Redress Scotland was set up following the passage of legislation in March, and would offer financial payments of up to £100,000 to those subject to abuse in care before December 2004.
To help fund the scheme, legislation passed earlier this year said funding packages would be negotiated with organisations “who, in making or agreeing to make such a contribution, acknowledge the wrongfulness of, and the harm caused by, the historical child abuse which took place in relevant care settings”.
But the Scottish Government has said it remains confident of opening applications by the end of this year, and negotiations with contributors are in “advanced” stages.
The Redress for Survivors (Historical Child Abuse in Care) (Scotland) Act 2021 included a controversial waiver which meant those who paid into the scheme could not be subject to legal action from recipients of payouts in relation to past abuse allegations.
Deputy First Minister John Swinney – who proposed the Bill and shepherded it through parliament – said the waiver was a way to ensure organisations would contribute, by protecting them from further financial reparations in the future.
However, a freedom of information request shows no payments have yet been secured, despite the Bill being passed six months ago and a goal of opening for applications by the end of the year.

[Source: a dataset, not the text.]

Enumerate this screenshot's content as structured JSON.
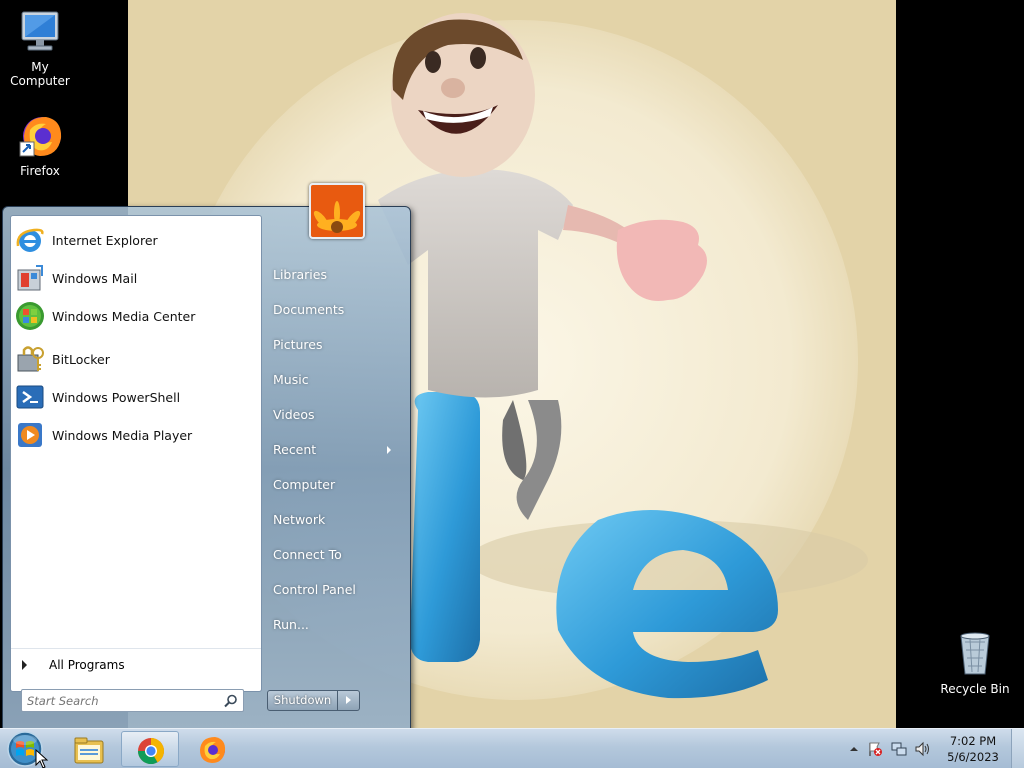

The response from the Scottish Government said: “No money has yet been contributed towards the funding of redress payments under the Act by any authority, organisation or person.”